Warmbier was one of 16 Americans who have been detained in North Korea in the last decade. Three remain in captivity. That's prompted the State Department to issue a series of strongly worded warnings that read like a description of a dystopian nightmare. Our government cautions that North Korea has a history of imposing "unduly harsh sentences for actions that would not be considered crimes in the United States," such as taking unauthorized photographs, shopping at stores that aren't designated for foreigners and mishandling pictures of the country's leaders. The U.S. has no consular relations with Pyongyang, so Washington can do little or nothing to help Americans unlucky enough to fall into the custody of one of the world's most brutal dictatorships.
One of the great strengths of the United States is that its citizens have traditionally enjoyed the freedom to travel anywhere, so this is not a position we take lightly. North Korea, however, poses a special case. Any American who enters that country becomes a potential hostage, complicating our fraught relationship with a profoundly unstable power that may have nuclear weapons.
No police officer would allow an oblivious adventure seeker to walk into the middle of a bank robbery just to take a few selfies. The State Department can make exceptions for certain travelers such as special diplomatic envoys, humanitarian missions or individual journalists, but Secretary of State Rex Tillerson needs to ban American tourists from traveling to North Korea.
Beaumont Enterprise.
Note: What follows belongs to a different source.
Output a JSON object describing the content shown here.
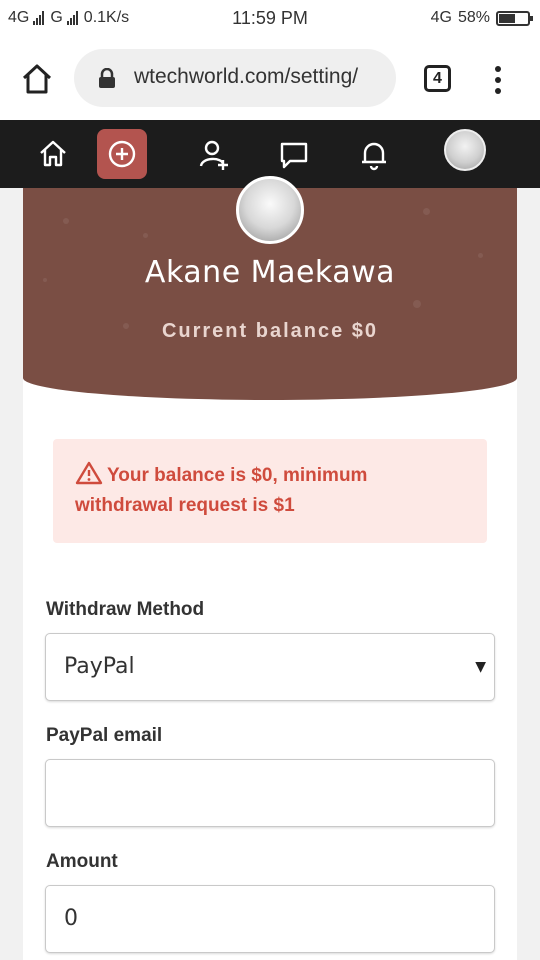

June 27, 2017.
We doubt that few Texans are losing any sleep over what Californians think about our state, whether it's political or personal. What we should be concerned about, however, is what we think of our state — the direction we're heading, the legacy we are leaving for our children.
The issue arose recently when California banned state workers from traveling to Texas on official business because this state just passed a law that could prevent gay parents from adopting or fostering children.
For Texans, the larger issue is our opinion of our own state — a frank, no-spin assessment that takes an unflinching look at the good and bad. If we're comfortable with the way things are going, that's what really counts. Yet even the proudest Texan should note that recent trends have not been the kind any of us want to see.
The Legislature faced a budget shortfall this year for the first time in years. Given the precarious condition of the oil and gas industry, don't be surprised if that happens again in 2019.
These financial realities caused cuts in funding to K-12 education as well as state colleges. The cuts weren't drastic, but that's not the direction anyone should feel comfortable with, especially because public schools were hardly overfunded to begin with.
Texas lawmakers are very reluctant to increase any taxes — which is good — but also open to cutting existing taxes — which is questionable if you can't pay the bills. This year's tight budget made it impossible to devote more money to, among other things, highway maintenance and construction, which has been falling behind for years.
Texas also has the largest number of medically uninsured residents in the nation, and lawmakers have repeatedly resisted pleas to expand Medicaid. This is one reason rural hospitals have been closing all over the state in recent years.
Things like that matter — education spending, good roads, health care. They have a real effect on the state's quality of life and our ability to keep growing. If we don't take care of them, we're not building up our future. That's something that even someone from another state would realize.